Please look for the string "nhất" below and report every line in which it occurs.
Source data section start
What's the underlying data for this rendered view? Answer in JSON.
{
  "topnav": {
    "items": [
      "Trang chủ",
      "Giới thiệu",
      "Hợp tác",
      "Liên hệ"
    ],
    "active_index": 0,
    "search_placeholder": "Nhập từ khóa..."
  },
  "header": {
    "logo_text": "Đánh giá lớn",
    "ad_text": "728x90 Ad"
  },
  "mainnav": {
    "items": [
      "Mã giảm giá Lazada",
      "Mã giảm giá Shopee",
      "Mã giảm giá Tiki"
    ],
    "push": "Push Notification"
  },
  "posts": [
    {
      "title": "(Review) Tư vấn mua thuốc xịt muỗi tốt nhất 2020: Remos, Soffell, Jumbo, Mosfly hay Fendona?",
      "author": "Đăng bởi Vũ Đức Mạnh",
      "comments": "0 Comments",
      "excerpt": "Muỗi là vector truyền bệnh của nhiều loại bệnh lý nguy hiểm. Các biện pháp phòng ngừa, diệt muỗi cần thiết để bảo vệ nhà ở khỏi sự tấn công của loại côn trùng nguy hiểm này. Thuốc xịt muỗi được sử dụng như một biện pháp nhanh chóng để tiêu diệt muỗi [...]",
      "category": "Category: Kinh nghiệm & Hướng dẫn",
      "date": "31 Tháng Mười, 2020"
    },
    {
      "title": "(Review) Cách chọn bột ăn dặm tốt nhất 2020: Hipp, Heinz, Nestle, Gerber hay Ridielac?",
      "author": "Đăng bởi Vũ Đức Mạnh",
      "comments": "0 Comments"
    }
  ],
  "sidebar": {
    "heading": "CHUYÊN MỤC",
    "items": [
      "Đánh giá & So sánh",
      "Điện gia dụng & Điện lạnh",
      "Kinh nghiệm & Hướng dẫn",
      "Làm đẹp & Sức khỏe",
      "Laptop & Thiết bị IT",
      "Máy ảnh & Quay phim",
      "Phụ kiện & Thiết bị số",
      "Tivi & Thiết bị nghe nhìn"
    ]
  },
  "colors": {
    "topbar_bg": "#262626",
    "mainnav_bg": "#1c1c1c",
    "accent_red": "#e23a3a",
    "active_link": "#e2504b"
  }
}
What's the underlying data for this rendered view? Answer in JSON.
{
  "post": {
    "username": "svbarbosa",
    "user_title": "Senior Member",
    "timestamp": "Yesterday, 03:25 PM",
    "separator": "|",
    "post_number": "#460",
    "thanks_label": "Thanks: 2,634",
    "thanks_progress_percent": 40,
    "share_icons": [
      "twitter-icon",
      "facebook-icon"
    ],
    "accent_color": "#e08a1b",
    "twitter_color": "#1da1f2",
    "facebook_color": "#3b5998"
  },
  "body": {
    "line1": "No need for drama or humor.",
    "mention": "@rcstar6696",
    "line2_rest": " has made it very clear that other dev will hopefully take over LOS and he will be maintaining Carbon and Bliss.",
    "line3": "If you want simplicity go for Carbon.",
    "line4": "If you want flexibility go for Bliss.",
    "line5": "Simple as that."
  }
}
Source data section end
**Answer to the problem**
      "title": "(Review) Tư vấn mua thuốc xịt muỗi tốt nhất 2020: Remos, Soffell, Jumbo, Mosfly hay Fendona?",
      "title": "(Review) Cách chọn bột ăn dặm tốt nhất 2020: Hipp, Heinz, Nestle, Gerber hay Ridielac?",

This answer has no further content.